Indian Pioneers Of Australia – Part 3

Indian Pioneers of Australia – Part 3


Len Kenna 07.04.2015

The Second Fleet arrived in 1790, two years after the landing of the First Fleet, and found that the newly formed Colony was on the verge of collapse, because of a severe lack of food and the whole Colony was surviving on short rations. A supply ship loaded with food and other supplies had been dispatched from England earlier, but it collided with an iceberg and had to return to the Cape of Good Hope, leaving the Colony in desperate need of food and other essential materials. The Second Fleet, when it landed in New South Wales, was carrying over 1,000 convicts and a limited amount of food, but not enough to sustain the Colony for more than a short time.

To correct the situation Governor Phillip hired the sailing vessel, the “Atlantic” and appointed Lieutenant Bowen as Supercargo, in charge of purchasing supplies, including food and dispatched him to India on an urgent mission to purchase food in an attempt to save the Colony from starvation.

The mission was so successful that Lord Grenfell from the Colonial Office in London issued an official Order that changed the histories of both India and Australia, and united us together for the first 100 years of Settlement.  He ordered that, from that time on all supplies, including livestock for New South Wales were to be purchased in India if they could not be purchased at a cheaper rate elsewhere.

This order from the Colonial Office altered the relationship between the two countries and opened the flood gates: and from that time on, goods and livestock from India flooded into New South Wales. These imports completely changed the bloodlines of all of the livestock in New South Wales and New South Wales from that time on became dependant on India for most, if not all of its needs.

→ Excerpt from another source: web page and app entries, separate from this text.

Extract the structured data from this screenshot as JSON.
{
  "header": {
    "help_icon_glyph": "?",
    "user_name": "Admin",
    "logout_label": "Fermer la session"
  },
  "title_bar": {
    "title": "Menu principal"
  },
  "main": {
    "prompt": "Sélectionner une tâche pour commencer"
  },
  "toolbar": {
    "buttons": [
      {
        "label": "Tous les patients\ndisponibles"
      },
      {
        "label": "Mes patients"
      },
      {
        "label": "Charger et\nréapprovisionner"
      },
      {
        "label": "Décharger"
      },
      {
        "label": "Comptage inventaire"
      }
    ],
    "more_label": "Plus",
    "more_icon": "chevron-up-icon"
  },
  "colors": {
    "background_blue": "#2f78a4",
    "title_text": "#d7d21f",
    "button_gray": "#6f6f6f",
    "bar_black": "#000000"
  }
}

This Order by Grenfell was a defining moment in our history as it shifted the burden of supporting the Colony away from the English Government in England and onto Traders in India and the Governors of New South Wales.  However, this Order and the benefits that resulted from it have been ignored by the recorders of our early history and the administrators of Government of New South Wales and later all of the other Colonies.  It has also been ignored by Historians who in the main use secondary sources, i.e., written history.  They don’t refer to original documents and so this omission has been repeated time and time again, and it glorifies the English contribution to the building of our country, to the detriment of the Indian and Australian contribution.

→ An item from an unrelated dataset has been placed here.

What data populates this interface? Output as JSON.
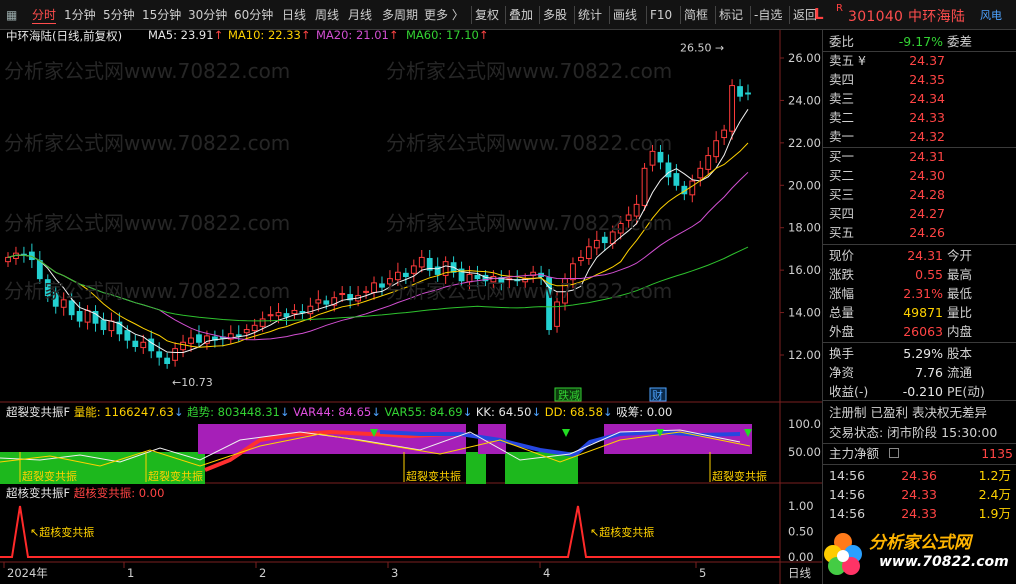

This aspect of our history should be known by all Australians, including Australians from India, and I call on each and every person that reads this article to bring it to the attention of his or her friends and family.